The second rule is that tropical cyclones ONLY come up the East Coast...be it inland... ride along the immediate coast.... or just offshore... if and only if certain specific 500 mb / synoptic conditions exist. These conditions are for more important than ANY predicted track or intensity from any hurricane model.
Let's take a look at some of these famous East Coast hurricanes and then we can compare them to the situation with Ophelia. This first case has to do with hurricane BELLE which occurred in AUG 8-10 1976. As you can see there was a upper low pressure area located over the Great Lakes which extended into the Midwest. The Upper winds along the East Coast were generally from a SW to NNE direction... which is not really ideal because such a direction does support a bend to the RIGHT as the TC moves up the East Coast. In addition with hurricane Belle there was no strong ridge of HIGH pressure in the West Atlantic Ocean.
These next three maps have to do with hurricane Gloria from 1985 which was viewed as a major threat to the East Coast when she reached 919 MB at one point in the sw Atlantic Ocean. The first map shows he strong ridge of high pressure in the West in the western Atlantic Ocean BUT there is no 500 Low over the Great Lakes and certainly no trough over the Midwest.... in fact the cloth is a way out of position located over the Rockies Low pressure. Map 2-- 24 Sept 1985 - shows at the development of a large 500 MB Low over south-central Canada but again in this is NOT an ideal position because the trough is so broad that the flow coming into the East coast from the Midwest was NOT due S to N... but again SW to NE... Much like BELLE in 1976. Map 3 -- 25 Sept 1985- shows the 500 low actually moving to the northeast... towards a southwestern Hudson's Bay . Again this sets up a terrible position for a East Coast hurricane because the trough is still well west of the Mississippi River and the flow ahead in the trough coming into the East Coast is still at a Southwest which is going to cause Gloria to bend to the right... which is exactly what happened.

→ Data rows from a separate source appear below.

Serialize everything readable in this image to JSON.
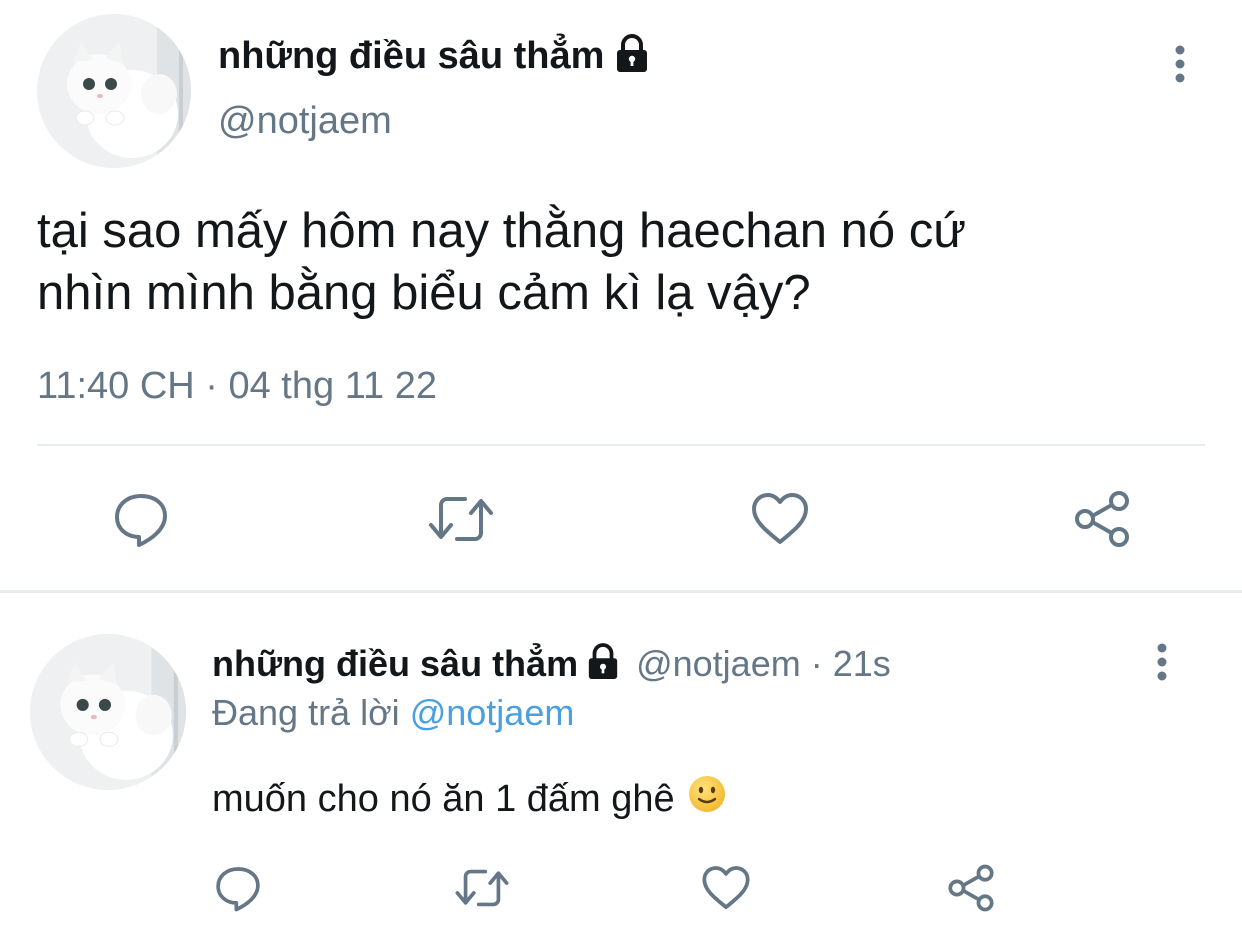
{
  "main_tweet": {
    "display_name": "những điều sâu thẳm",
    "handle": "@notjaem",
    "text_line1": "tại sao mấy hôm nay thằng haechan nó cứ",
    "text_line2": "nhìn mình bằng biểu cảm kì lạ vậy?",
    "timestamp": "11:40 CH · 04 thg 11 22",
    "icons": {
      "avatar": "cat-avatar",
      "lock": "lock-icon",
      "more": "more-vertical-icon",
      "reply": "reply-icon",
      "retweet": "retweet-icon",
      "like": "heart-icon",
      "share": "share-icon"
    }
  },
  "reply_tweet": {
    "display_name": "những điều sâu thẳm",
    "handle_time": "@notjaem · 21s",
    "replying_prefix": "Đang trả lời",
    "replying_to": "@notjaem",
    "text": "muốn cho nó ăn 1 đấm ghê",
    "emoji": "🙂"
  },
  "colors": {
    "text": "#14171a",
    "muted": "#657786",
    "link": "#4a9fe0",
    "divider": "#e6ecf0"
  }
}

These next to maps have to do with hurricane Floyd in September of 1999. Again much like Gloria Floyd was potentially major threat to the East Coast of the US... this time we have a 500 low area in a bit more favorable position over southwest Ontario... and the trough is right along the Mississippi River. There is a ridge of high pressure extending into West Atlantic into Florida... as Floyd approaches. However Map 2-- 12z SEPT 10-- sees the 500 MB low dropping the South into northern Minnesota... any trough extending all only down into Oklahoma and Arkansas. But what happens here is that the trough is pulled back to the West.... as the 500 Low moves west ...from the Ohio valley to the WEST of the Mississippi river. Again this produces too much of a Southwest wind flow which results in Floyd bending a little bit to the right.
Finally let's take a look at hurricane ISABEL in 2003 to study WHY it was so different. With Isabel we had a very strong ridge of high pressure in the West Atlantic Ocean.... but the trough was back across the Rockies 13 SEPT. in this case it turned out that the very strong ridge of high pressure in the West Atlantic Ocean prove to be crucial important with regard to a forcing mechanism to push Isabel in land. BY 15 Sept ... a Low at 500 MB coming out of the Lower Rockies ... and passing over Illinois... is an TEXT book set up . The 500 Low over ILL combine with the Ridge of High pressure in the Northwest Atlantic and New England area.... means a due S to N wind flow.

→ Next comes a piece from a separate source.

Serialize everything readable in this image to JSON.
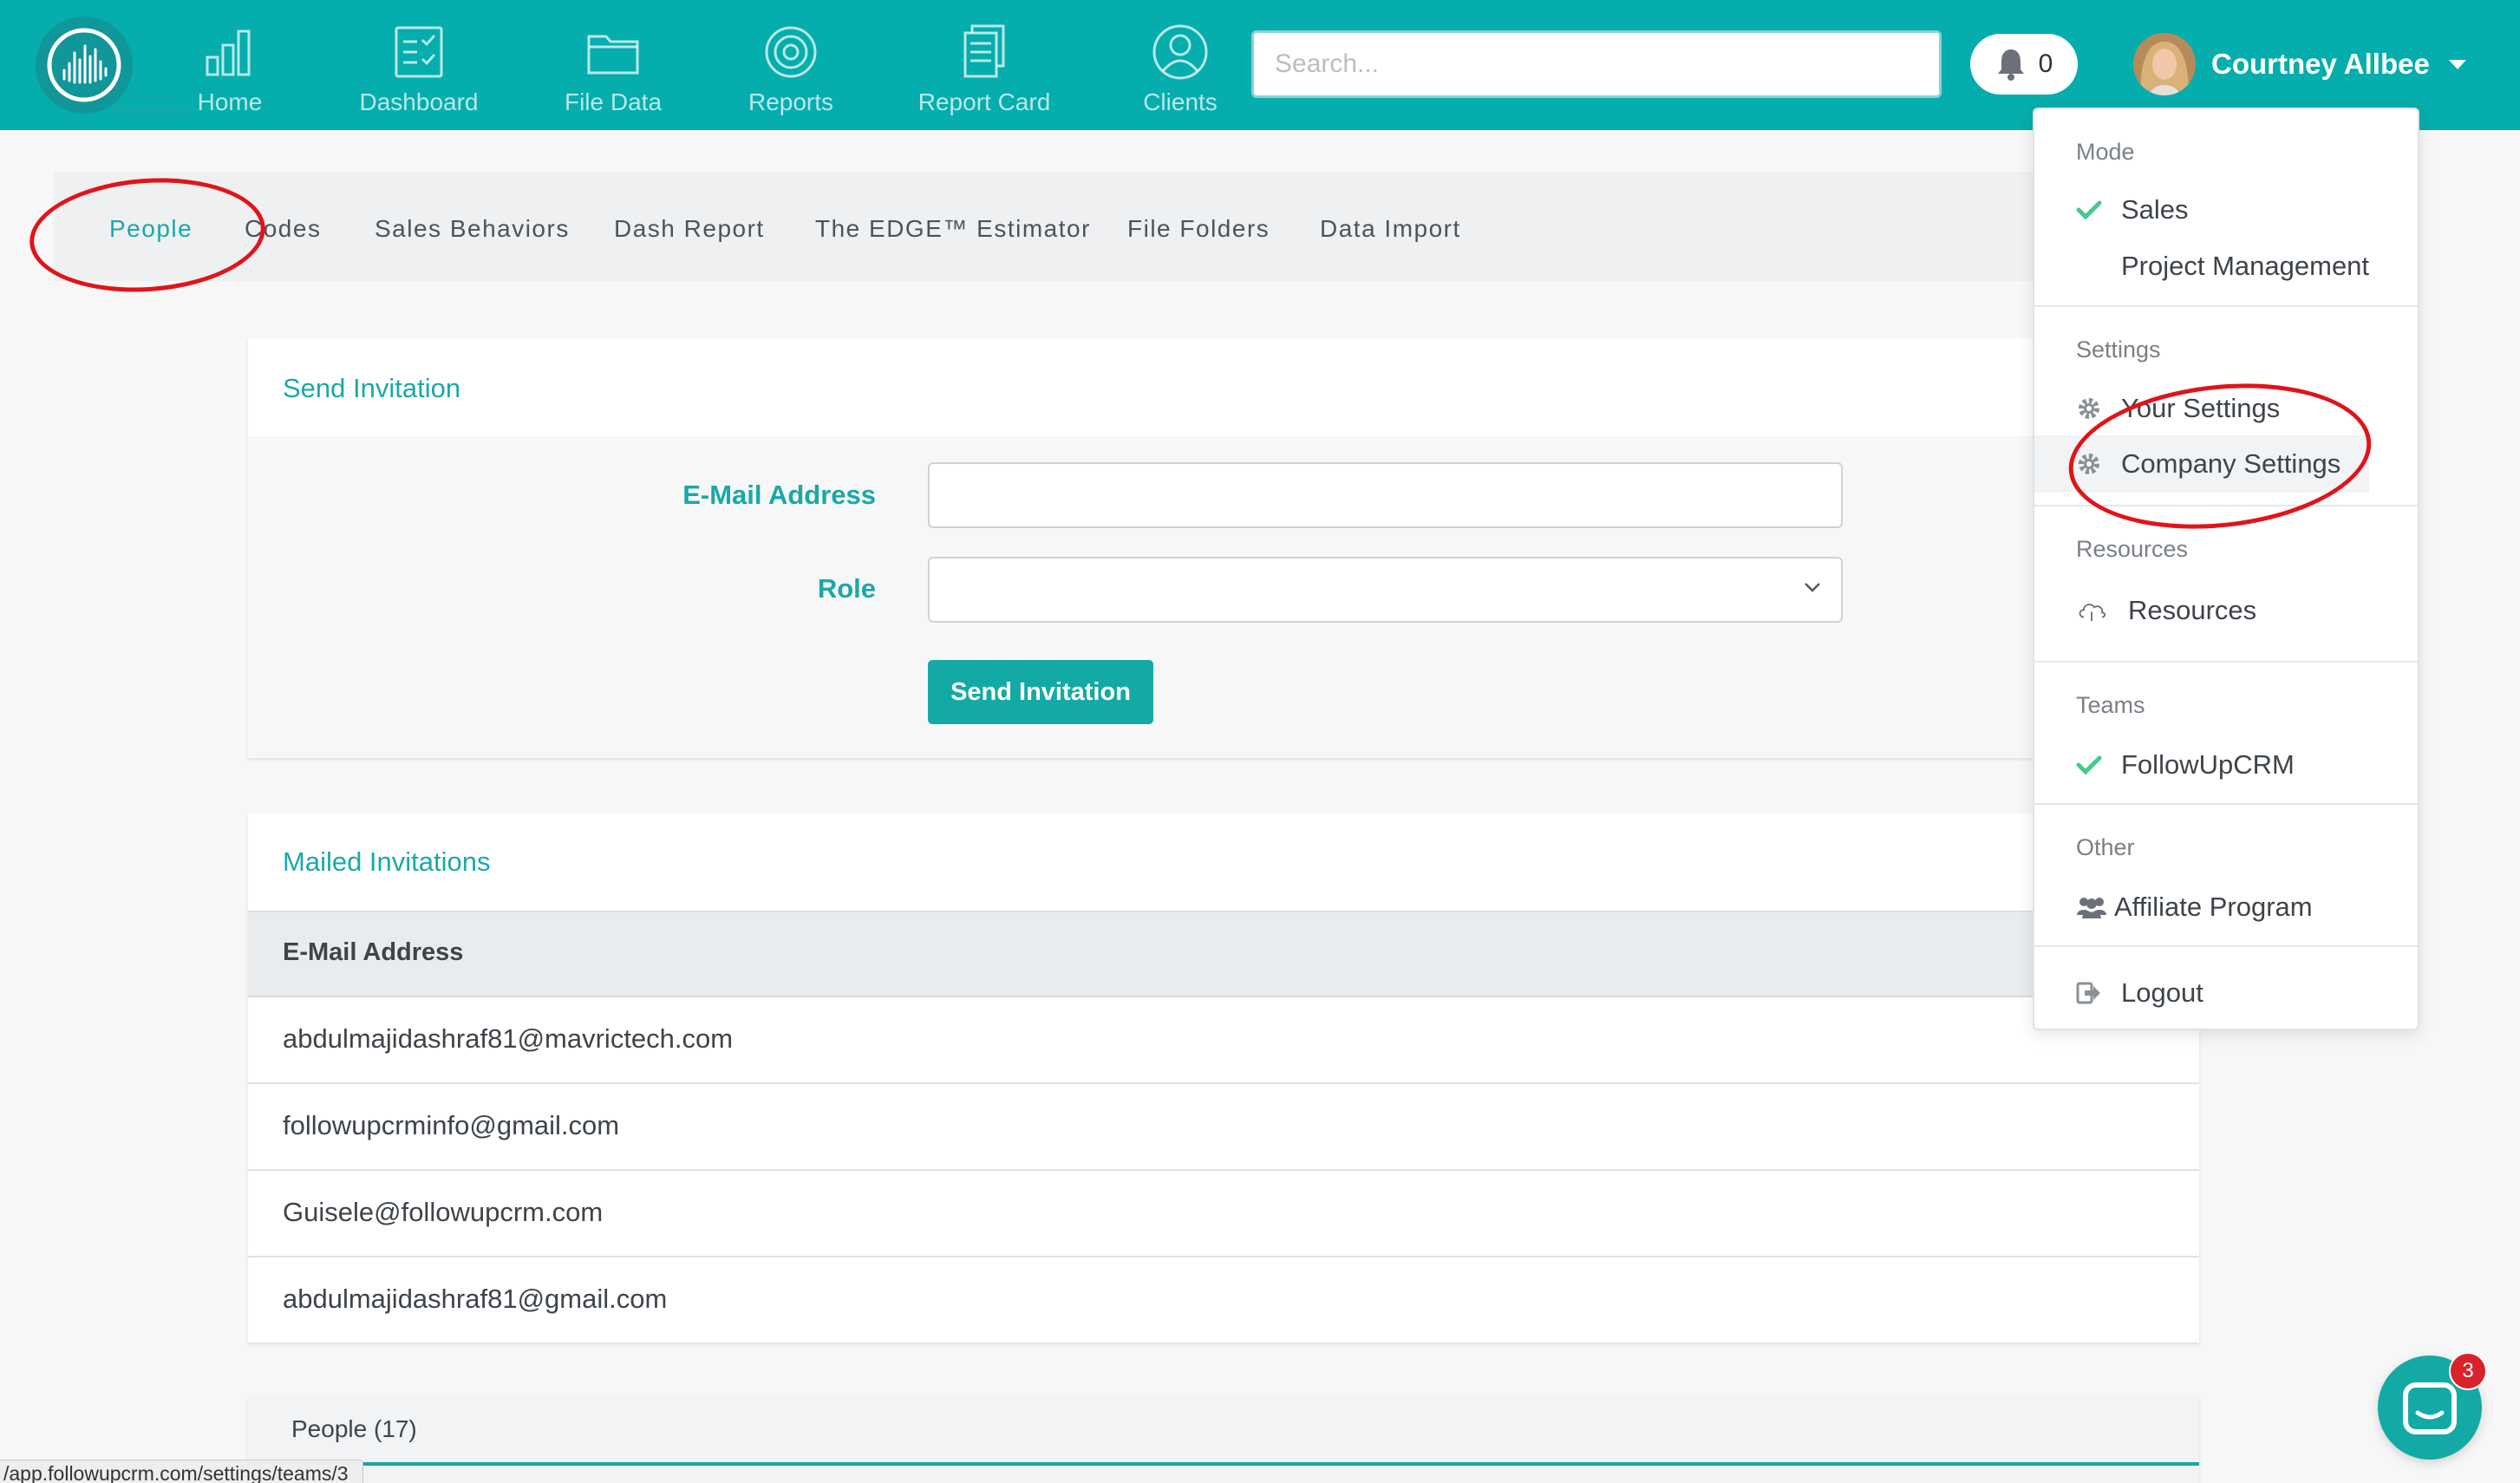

As you can see from these last two maps none of these conditions were even remotely present in any form whatsoever as Hurricane Ophelia meandered off the GA SC coast line .